Prepare for the unexpected. One of the *best* tools in my kit is preparing and writing up instructions step-by-step. While it is a long and daunting process, it never fails. You will have that one student or that one instructor who is not tech savvy and needs help walking through something. I keep these tutorials close by - that way if a student runs into an issue (let's say they do not know how to write up a discussion post online) - Boom. Here's a tutorial. For common issues that keep occurring, build these pieces into the classroom as scaffolds. When I test out my courses, I try to make sure all of the terminology and steps are included. For example, I recently worked on a course with a small-scale literature review. It was only 3-4 pages and students submit a draft and then a final later on in the course. In the instructions of the "final" submission, we require them to address any issues from the draft in a small reflection. This small reflection piece was not included in the rubric - so students weren't completing it. It was in the directions - but not the rubric. Here's an example of unclear expectations.

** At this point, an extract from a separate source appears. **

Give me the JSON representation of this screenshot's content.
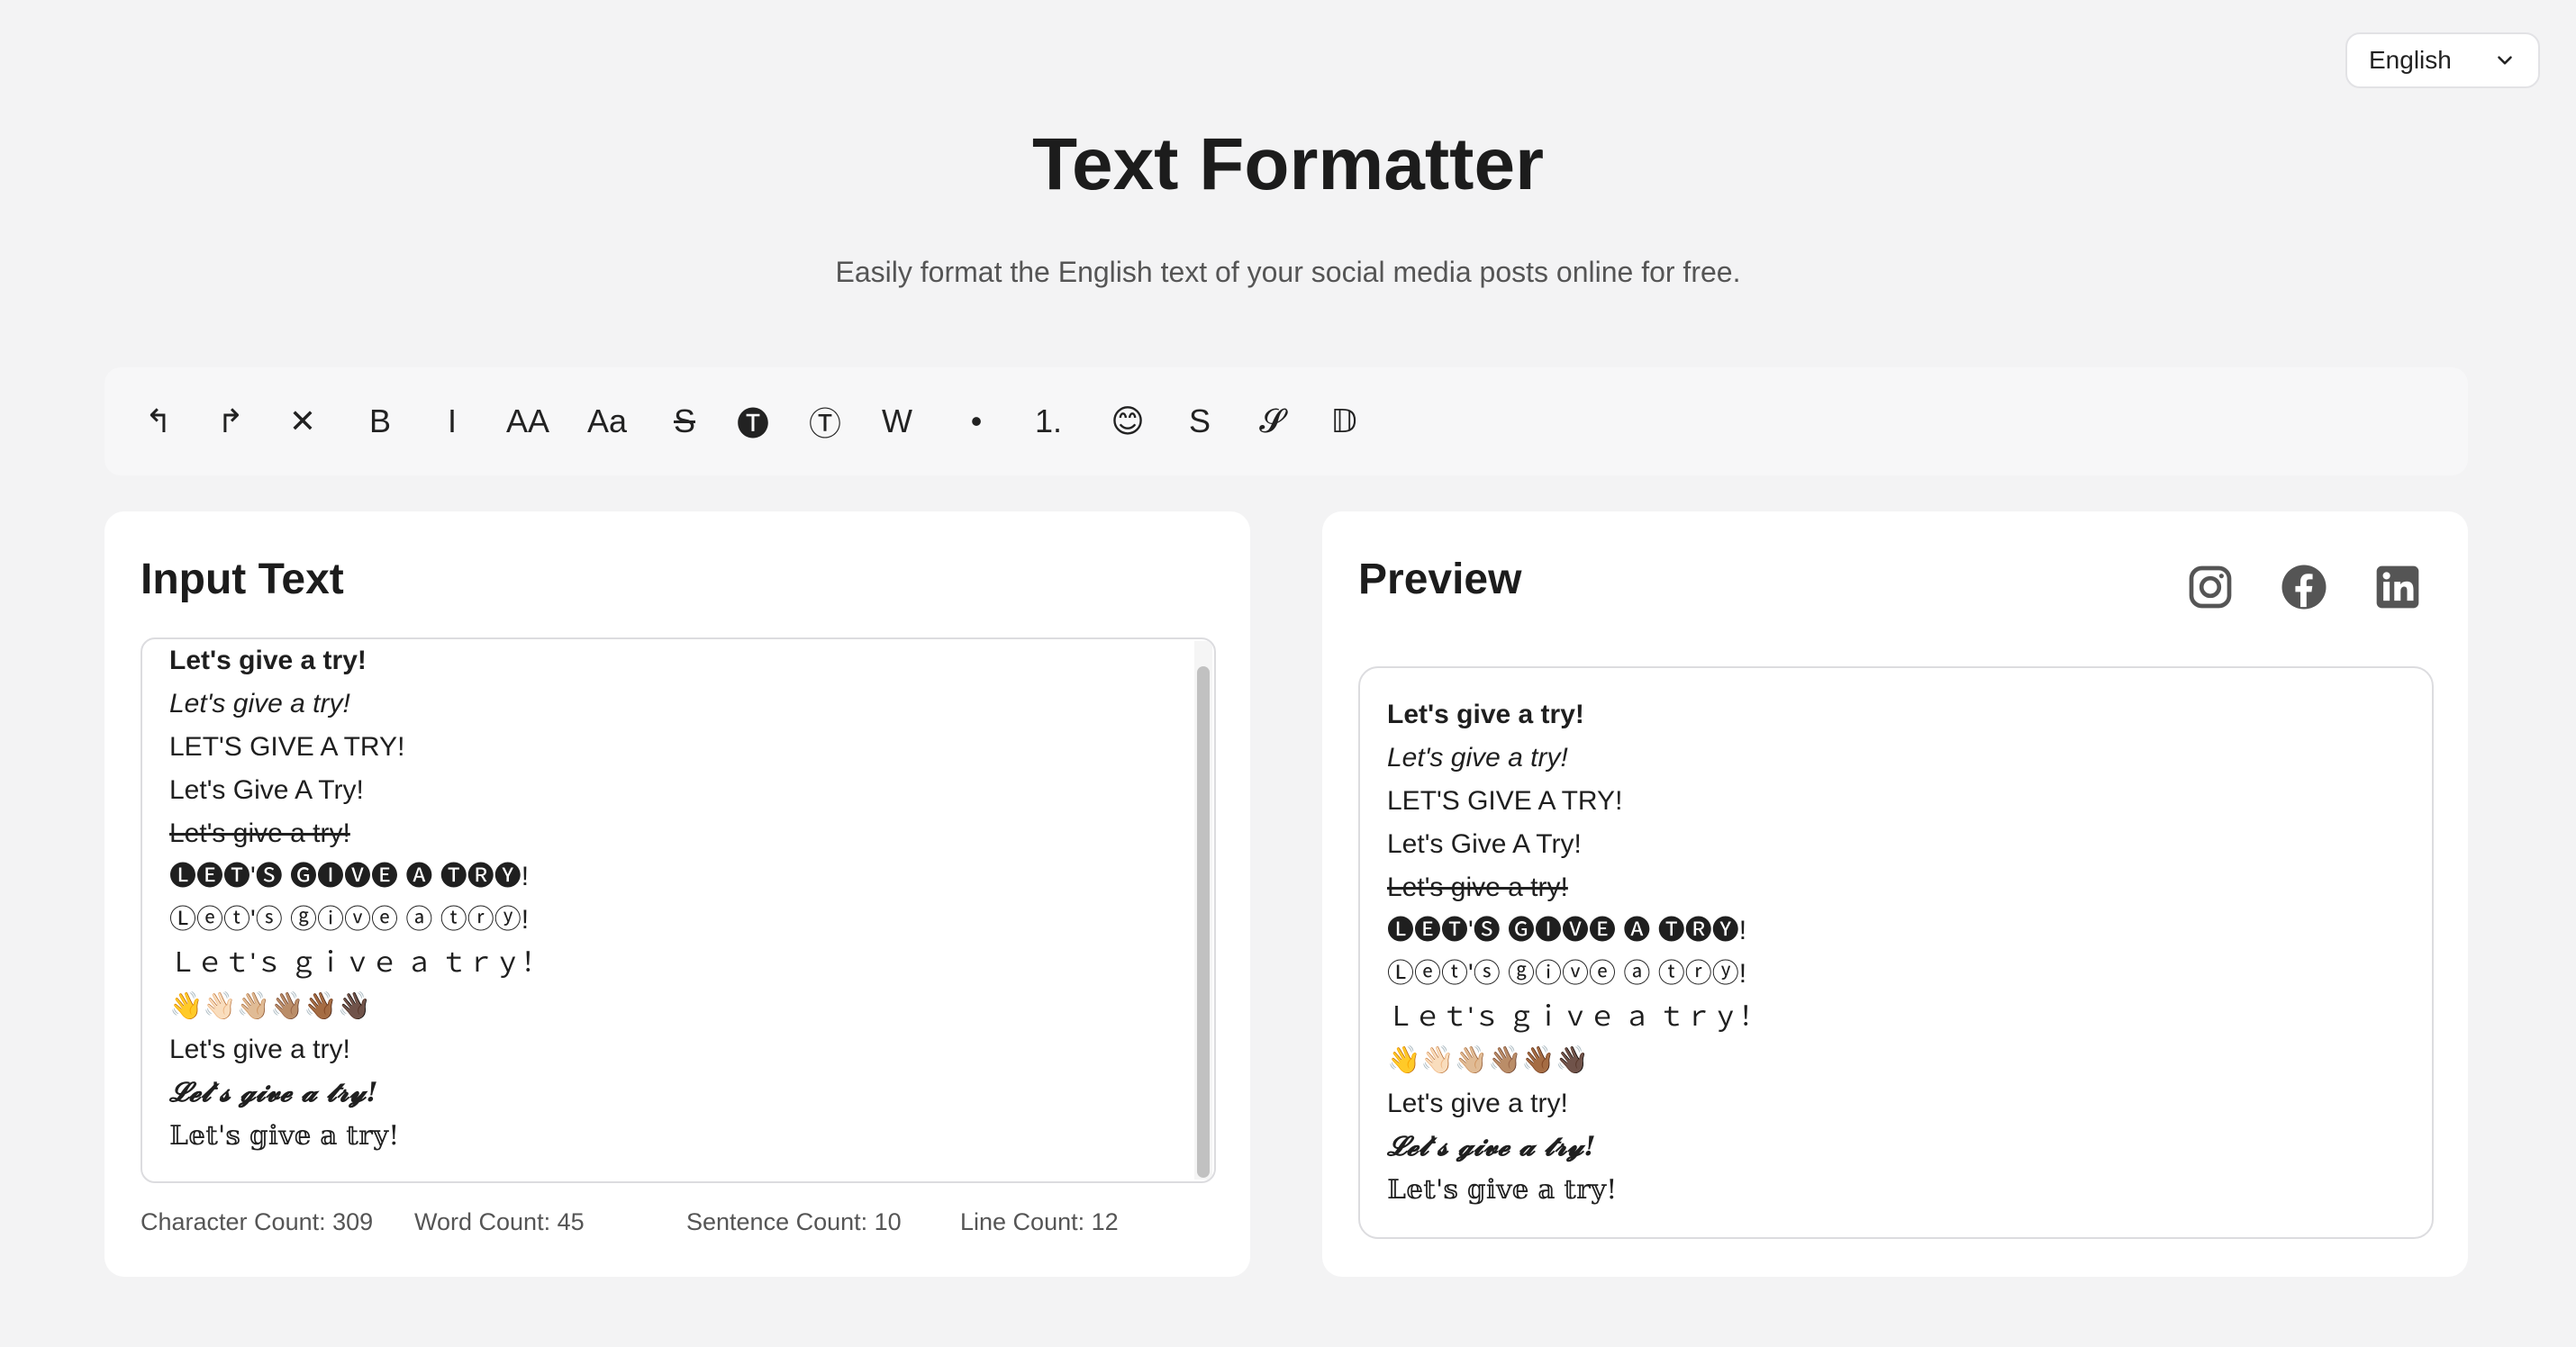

Do not make assumptions. This is one that I'm guilty of - and probably a lot of you are too without knowing it. We recently switched to a new LMS (Learning Management System) and during our first running of courses - we found that we were getting feedback from students and instructors stating that students were just ignoring the instructions. Asking questions that were clearly stated in the directions, the rubrics, etc. This course also happens to be one of the first classes for new online students to take... so, is it because students are being lazy (we all know at least one student who is this way) or is it because there is a problem? So, we dug deep and took a look at where the issue could be. One - the assignments used to be on the left-hand navigation and now are located at the top-bar navigation. However, we had addressed this in multiple areas of the course and students were submitting assignments - so it wasn't that they couldn't find them... just maybe the instructions for the assignments. So, we dug even deeper. We pulled up the assignments list (see image below). Pretty clear right? Here's the listing of the assignments...but, we didn't consider one little (major) thing...
While the list of the assignments are clear - actually getting to the directions involves clicking on title of the assignment to access the directions and rubrics. A small, additional step students were not used to. Once the student clicks on the assignment title, the following screen appears.

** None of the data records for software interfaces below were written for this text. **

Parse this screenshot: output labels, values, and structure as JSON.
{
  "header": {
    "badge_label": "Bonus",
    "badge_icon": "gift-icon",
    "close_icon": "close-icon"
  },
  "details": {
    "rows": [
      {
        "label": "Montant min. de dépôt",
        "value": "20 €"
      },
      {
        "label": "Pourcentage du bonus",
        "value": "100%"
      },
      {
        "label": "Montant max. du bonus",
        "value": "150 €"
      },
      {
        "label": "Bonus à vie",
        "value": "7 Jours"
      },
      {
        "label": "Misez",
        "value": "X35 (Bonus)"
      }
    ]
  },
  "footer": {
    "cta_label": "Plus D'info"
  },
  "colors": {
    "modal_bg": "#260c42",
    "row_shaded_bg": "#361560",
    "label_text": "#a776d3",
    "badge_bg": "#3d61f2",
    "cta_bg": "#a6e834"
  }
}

And boom, there was our major issue. The one little click that caused so many problems. Students did not realize that they had to click on the title to access the instructions. Because, if you go back up to the first image - you'll see next to the assignment title is another link that says "Not Submitted" - so students automatically assumed that is where they needed to submit the assignment. Which - they can. Students can submit assignments in a number of ways that we (as designers and instructors) did not realize yet. This minor step was only found by going through the process and looking at it from a student's point of view.

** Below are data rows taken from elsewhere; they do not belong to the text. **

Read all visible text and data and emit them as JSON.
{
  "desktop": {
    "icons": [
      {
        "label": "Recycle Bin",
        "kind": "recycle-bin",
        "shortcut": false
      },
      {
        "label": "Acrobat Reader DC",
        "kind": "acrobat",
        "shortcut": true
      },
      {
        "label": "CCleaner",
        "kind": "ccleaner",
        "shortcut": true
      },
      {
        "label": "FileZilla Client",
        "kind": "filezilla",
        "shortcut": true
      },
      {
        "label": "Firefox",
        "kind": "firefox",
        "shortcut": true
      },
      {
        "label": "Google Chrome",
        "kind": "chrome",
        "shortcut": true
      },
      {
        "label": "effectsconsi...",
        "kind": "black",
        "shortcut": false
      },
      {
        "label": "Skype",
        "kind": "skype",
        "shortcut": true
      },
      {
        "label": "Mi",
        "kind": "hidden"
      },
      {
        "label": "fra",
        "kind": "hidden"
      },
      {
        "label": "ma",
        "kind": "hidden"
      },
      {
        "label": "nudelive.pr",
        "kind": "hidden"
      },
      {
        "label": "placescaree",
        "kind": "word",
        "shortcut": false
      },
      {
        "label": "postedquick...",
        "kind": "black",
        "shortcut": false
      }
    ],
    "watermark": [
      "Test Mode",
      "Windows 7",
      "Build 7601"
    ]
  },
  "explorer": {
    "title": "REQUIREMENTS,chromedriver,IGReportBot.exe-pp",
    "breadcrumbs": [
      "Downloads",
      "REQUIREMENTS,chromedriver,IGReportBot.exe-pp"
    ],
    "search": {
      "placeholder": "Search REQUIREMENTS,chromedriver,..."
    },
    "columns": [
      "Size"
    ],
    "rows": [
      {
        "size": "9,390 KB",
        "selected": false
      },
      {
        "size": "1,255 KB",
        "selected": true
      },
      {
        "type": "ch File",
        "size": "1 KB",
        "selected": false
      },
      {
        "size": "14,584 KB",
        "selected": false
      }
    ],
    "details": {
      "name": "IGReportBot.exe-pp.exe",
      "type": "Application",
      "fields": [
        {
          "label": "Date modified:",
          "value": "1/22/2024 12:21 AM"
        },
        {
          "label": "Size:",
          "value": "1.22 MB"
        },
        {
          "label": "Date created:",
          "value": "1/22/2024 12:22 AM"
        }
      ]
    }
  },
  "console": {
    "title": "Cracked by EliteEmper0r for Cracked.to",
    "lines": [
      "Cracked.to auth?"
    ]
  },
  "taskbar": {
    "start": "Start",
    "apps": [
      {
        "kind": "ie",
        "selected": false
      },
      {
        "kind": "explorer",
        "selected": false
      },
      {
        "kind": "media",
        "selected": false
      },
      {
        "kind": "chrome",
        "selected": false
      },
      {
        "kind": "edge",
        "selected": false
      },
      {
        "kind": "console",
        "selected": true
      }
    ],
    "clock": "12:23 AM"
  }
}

While I have a lot more to discuss on this topic, I really want you to look at the original post that really got me thinking about this topic... Dogfooding: How Often Do You Do Your Own Assignments? I think there is something to be said about thinking about what you are reading - related to ID or teaching or not, and letting it sink in. Can any of the concepts be applied to ID? In your own field? What works and what doesn't?